One of the main challenges of using low plant densities in restrictive and variable environments is to maximize the use of resources in better-than-expected years. In this context, tillering could be an alternative to increase reproductive and vegetative plasticity. The objectives of this study were to (a) characterize the correlation between environmental conditions, tiller traits, crop grain yield, and grain yield advantages due to tillers; (b) determine the grain yield response to tillering (i.e., grain yield difference between tillered and nontillered crops) for a wide range of environments; and (c) to evaluate the effect of tiller presence on grain yield of the main shoot, considering its effect on the apical and subapical ears. Tillered and nontillered crops were evaluated under rainfed conditions during two seasons (2018–2019 and 2019–2020). These experiments were carried out at 11 sites in the southern Argentinean Pampas, varying sowing date (22 Oct. to 5 Dec.), plant density (2–3 plants m−2), genotype (AX7784 and AX7761), and soil depth. Grain yield (3.2–11.9 Mg ha−1) was correlated with tillers productivity, mainly explained by postflowering precipitations. The contribution of tillers to grain yield was more proportional than their consequent yield depression at the main shoot. Tillers either increased (3 sites) or maintained (8 sites) grain yield, and their contribution increased as the environment improved without any detrimental effect in the most restrictive environments. Tillering has the potential for increasing resource (radiation, water, nitrogen) use efficiency under low plant density strategies adopted for restrictive environments.
Bibliographical noteFunding Information:
This work was supported by Instituto Nacional de Tecnología Agropecuaria (INTA), the Research Council of Argentina (CONICET), and the National University of Mar del Plata. Thanks to Emiliano Veliz and Diego Gaitán for their work assistant in the field.
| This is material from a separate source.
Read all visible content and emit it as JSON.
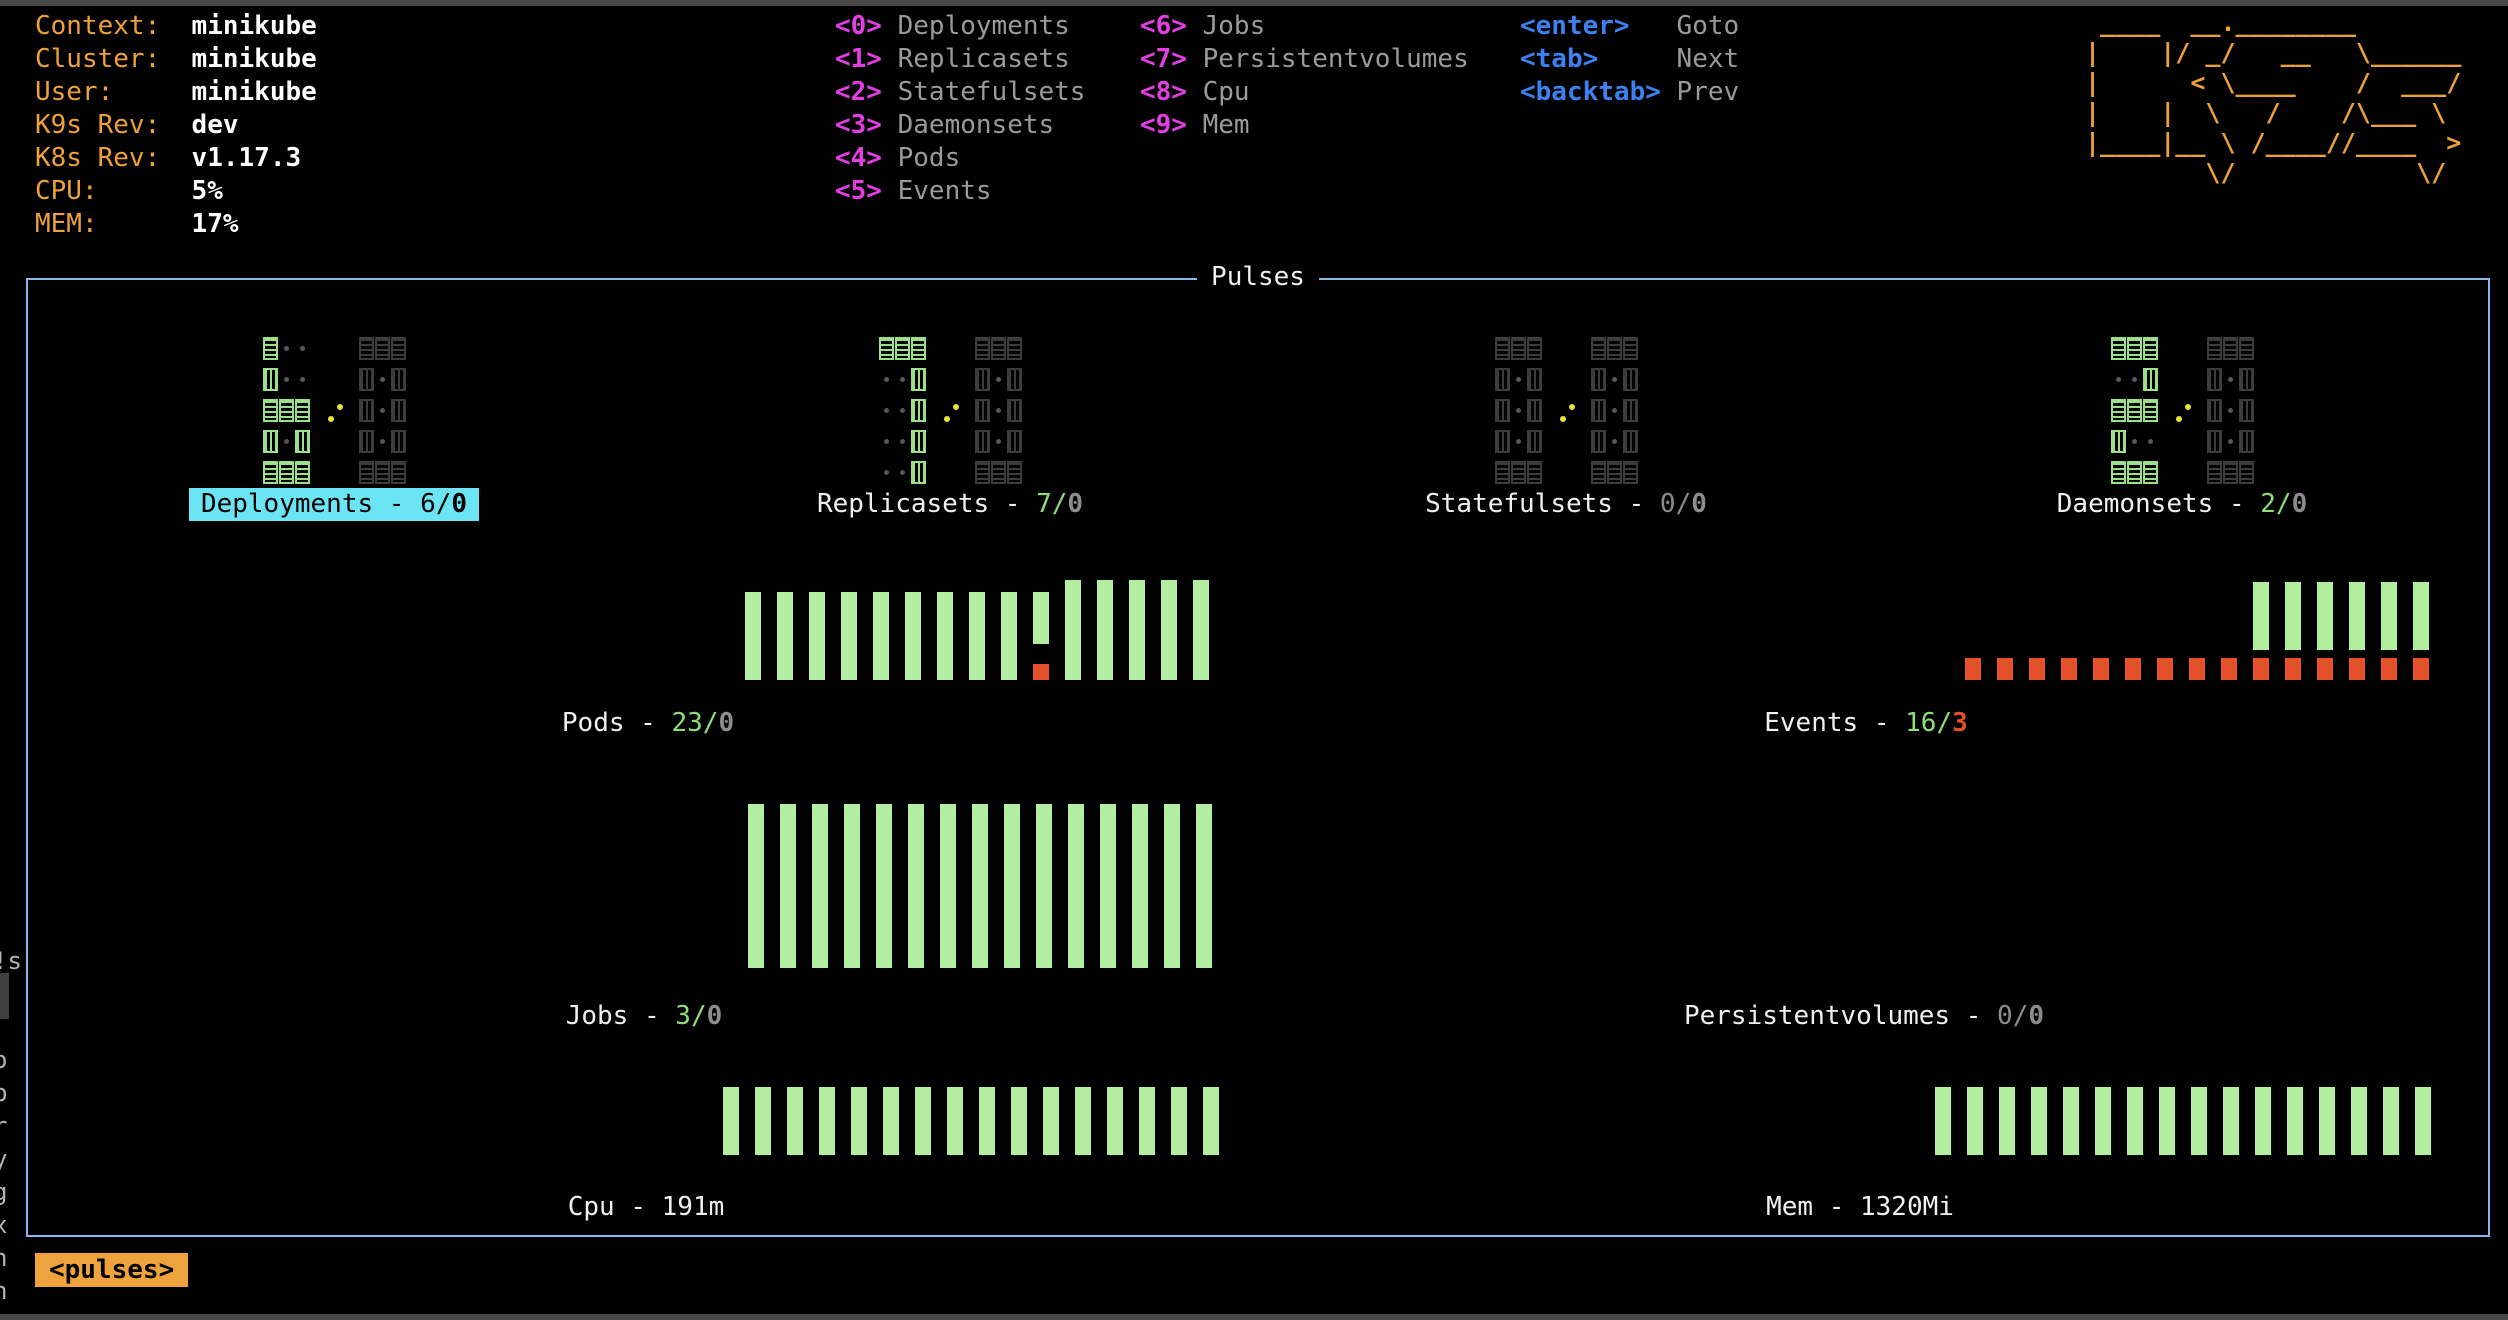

This work is part of a thesis by Ignacio Massigoge in partial fulfillment for the requirements for the M. Sc. Degree (Facultad de Ciencias Agrarias, Universidad Nacional de Mar del Plata, Argentina).
© 2022 The Authors. Crop Science © 2022 Crop Science Society of America.